  • Will this help someone who prefers to soak in information via the spoken word, or via a podcast, or via a video?
  • What does this mean for Augmented Reality (AR), Mixed Reality (MR), and/or Virtual Reality (VR) types of devices?
  • Will this kind of thing be standard in the next version of the Internet (Web3)?
  • Will this help people with special needs — and way beyond accessibility-related needs?
  • Will data be next (instead of typing in text)?

Hmmm….interesting times ahead.

 

2022 Students and Technology Report: Rebalancing the Student Experience — from library.educause.edu by Jenay Robert

2022 Students and Technology Report: Rebalancing the Student Experience

Excerpt:

In this report, we describe the findings of the survey in four key areas:

Key Findings

  • Educational technology impacts student wellness.
  • Physical campus spaces continue to play an important role in students’ access to education.
  • The online versus face-to-face dichotomy is being disrupted.
  • Device access is not a simple issue when examined through an equity lens.
  • Assistive technology can help all students.
  • Students are whole people with complex learning needs and goals.
 

What researchers learned about online higher education during the pandemic — from hechingerreport.org by Jon Marcus
Its massive expansion created a worldwide laboratory to finally assess how well it works

Excerpts:

Now the results of this experiment are starting to come in. They suggest that online higher education may work better than pre-pandemic research showed, and that it is evolving decisively toward a combination of in-person and online, or “blended,” classes.

“Initially when we were doing that research it was always on the class or the course level and very rarely were you able to see how online education worked across programs and across institutions,” never mind across the world, said Michael Brown, assistant professor of higher education and student affairs at the Iowa State University School of Education.
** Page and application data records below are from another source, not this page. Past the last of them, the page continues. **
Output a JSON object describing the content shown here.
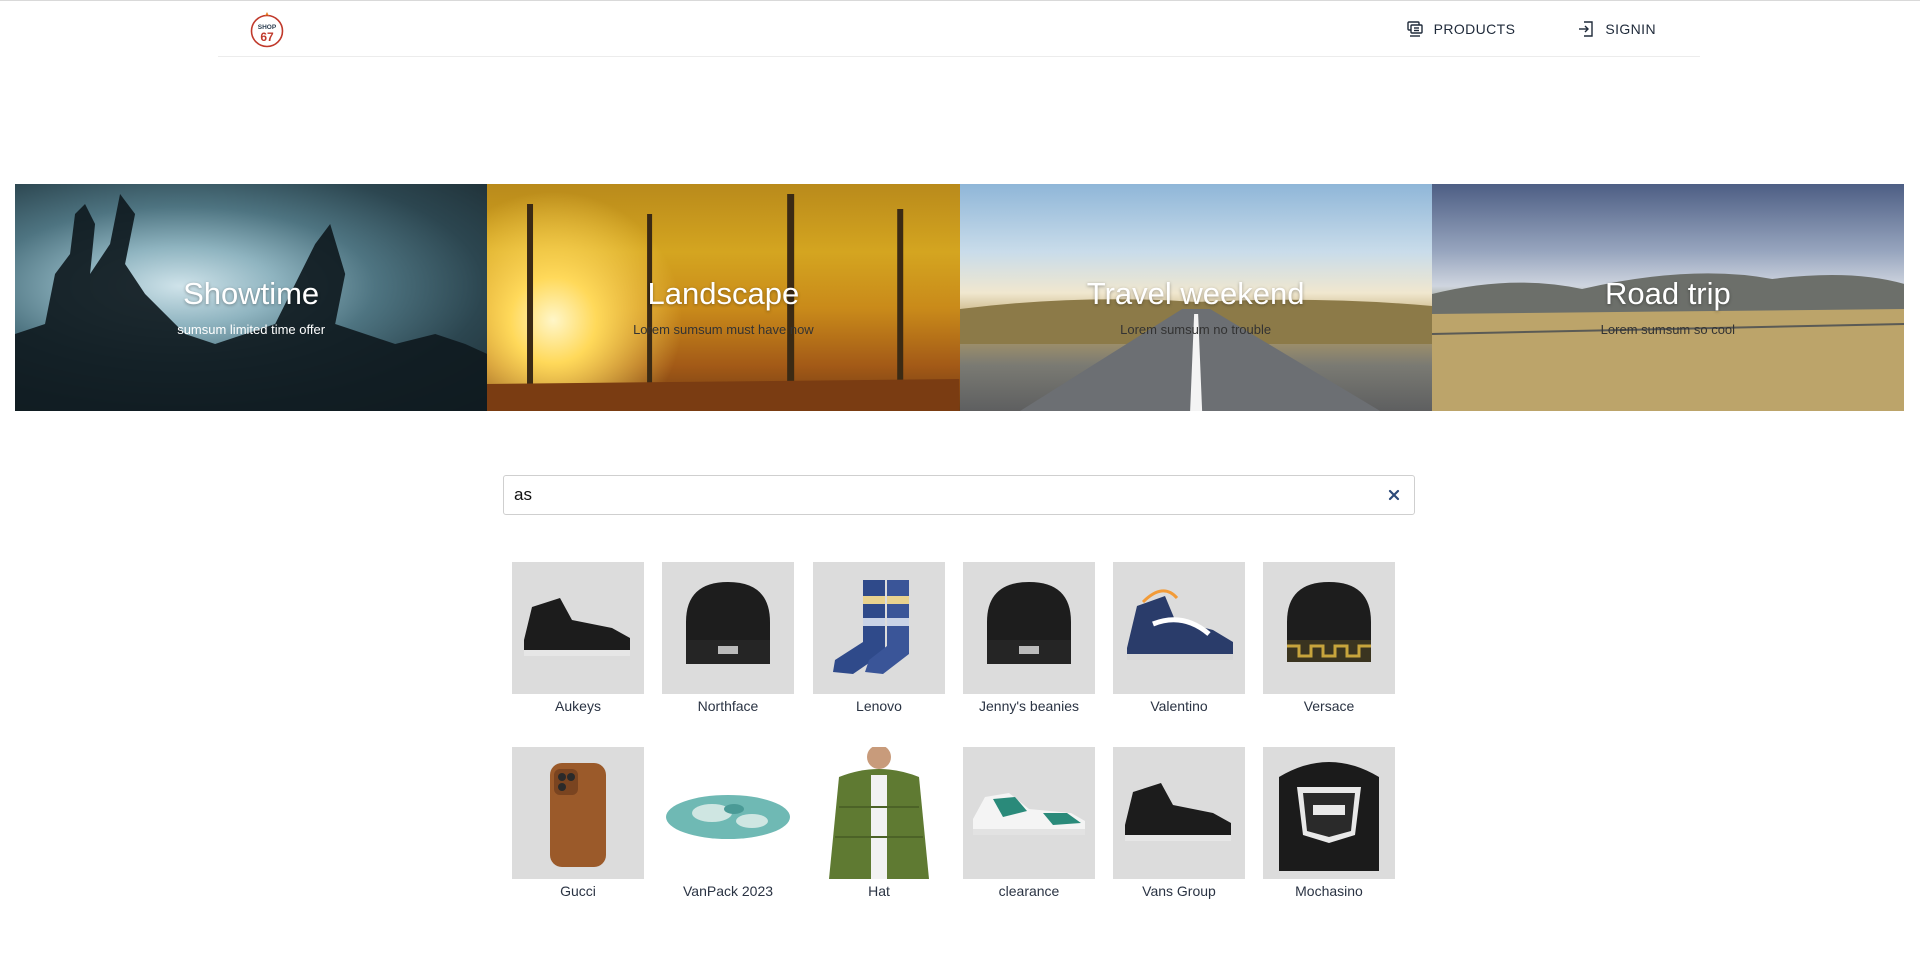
{
  "header": {
    "logo_text": "SHOP 67",
    "nav": [
      {
        "label": "PRODUCTS",
        "icon": "products-icon"
      },
      {
        "label": "SIGNIN",
        "icon": "signin-icon"
      }
    ]
  },
  "banners": [
    {
      "title": "Showtime",
      "subtitle": "sumsum limited time offer"
    },
    {
      "title": "Landscape",
      "subtitle": "Lorem sumsum must have now"
    },
    {
      "title": "Travel weekend",
      "subtitle": "Lorem sumsum no trouble"
    },
    {
      "title": "Road trip",
      "subtitle": "Lorem sumsum so cool"
    }
  ],
  "search": {
    "value": "as",
    "clear_icon": "close-icon"
  },
  "products": [
    {
      "name": "Aukeys",
      "image": "sneaker-icon"
    },
    {
      "name": "Northface",
      "image": "beanie-icon"
    },
    {
      "name": "Lenovo",
      "image": "socks-icon"
    },
    {
      "name": "Jenny's beanies",
      "image": "beanie-icon"
    },
    {
      "name": "Valentino",
      "image": "sneaker-icon"
    },
    {
      "name": "Versace",
      "image": "beanie-icon"
    },
    {
      "name": "Gucci",
      "image": "phone-case-icon"
    },
    {
      "name": "VanPack 2023",
      "image": "shoe-sole-icon"
    },
    {
      "name": "Hat",
      "image": "jacket-icon"
    },
    {
      "name": "clearance",
      "image": "sneaker-icon"
    },
    {
      "name": "Vans Group",
      "image": "sneaker-icon"
    },
    {
      "name": "Mochasino",
      "image": "backpack-icon"
    }
  ]
}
By last year, more than half of all faculty said they “agreed” or “strongly agreed” that they wanted to combine online with face-to-face instruction, a Bay View Analytics survey found. A Harvard University task force found that 82 percent of faculty there were interested in adding digital tools they adopted while teaching remotely to their in-person classes.

“It’s going to take years for us to really be able to see, out of the things coming out of the pandemic, what works well, what works well in some settings and what works well for some students and not for others,” Hart said.
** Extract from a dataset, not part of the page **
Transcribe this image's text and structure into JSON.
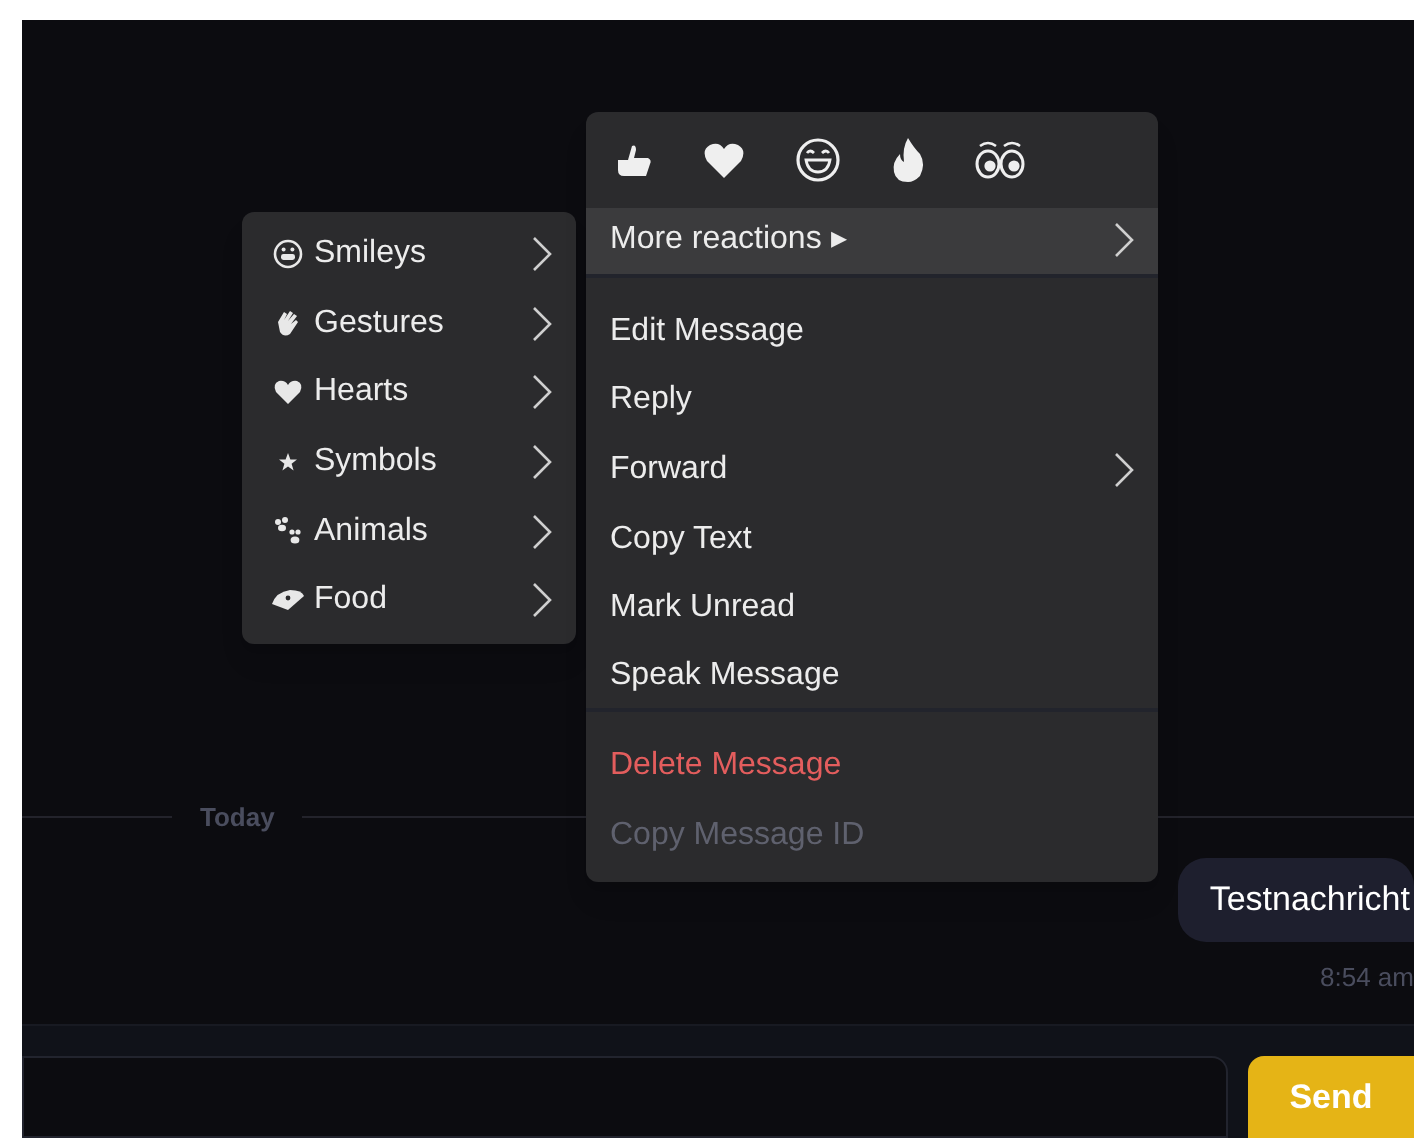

Also from hechingerreport.org by Jon Marcus, see:


 

8 Ways to Use QR Codes in Higher Education Classrooms — from er.educause.edu by Tolulope (Tolu) Noah

Excerpt:
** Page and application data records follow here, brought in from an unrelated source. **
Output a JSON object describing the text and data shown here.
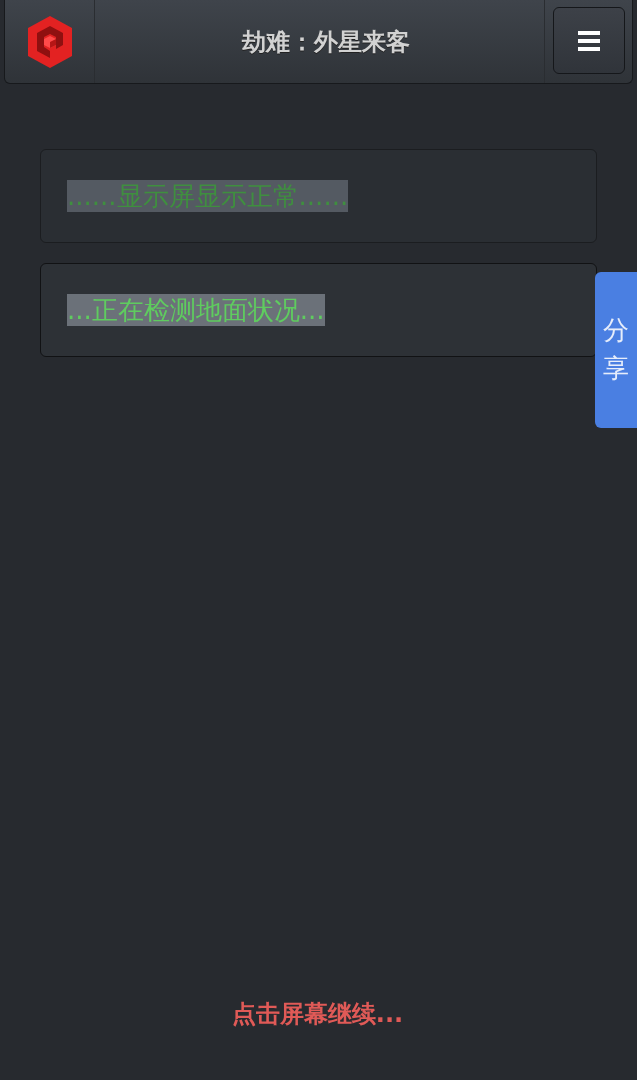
{
  "header": {
    "title": "劫难：外星来客"
  },
  "messages": [
    {
      "text": "......显示屏显示正常......",
      "dimmed": true
    },
    {
      "text": "...正在检测地面状况...",
      "dimmed": false
    }
  ],
  "share_tab": {
    "label": "分享"
  },
  "footer": {
    "prompt": "点击屏幕继续..."
  }
}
QR codes open up a world of possibility in the higher education setting. They provide a quick and easy way for students to access instructional materials, and they complement the design of more interactive and engaging learning experiences.

From DSC:
QR codes can bridge the physical world with the digital world — which is something about to take an exponential leap as more AR and MR-based hardware and software solutions hit the marketplace in the near future.

 

Digital Learning Definitions — from wcet.wiche.edu

Excerpt:

Higher education uses many variations of terms to describe slightly different digital learning modalities,  such as: “in-person,” “online,” “hybrid,” “hyflex,” “synchronous,” “asynchronous,” and many more. These variations have long confused students, faculty, administrators, and the general public,

WCET has worked on this issue in the past, and continues to advocate for simple, easy to understand terms that can bring consistent agreement to the use of these phrases. The WCET Steering Committee has made it a priority to attack this issue.

In 2022, WCET sponsored and led a partnership with Bay View Analytics and the Canadian Digital Learning Research Association to conduct a survey to explore the use of the terms by higher education professionals. The Online Learning Consortium (OLC), Quality Matters (QM), and the University Professional and Continuing Education Association (UPCEA) assisted with survey participation and promotion. The works published below highlight the findings of the study.

Also relevant/see:

 
© 2022 | Daniel Christian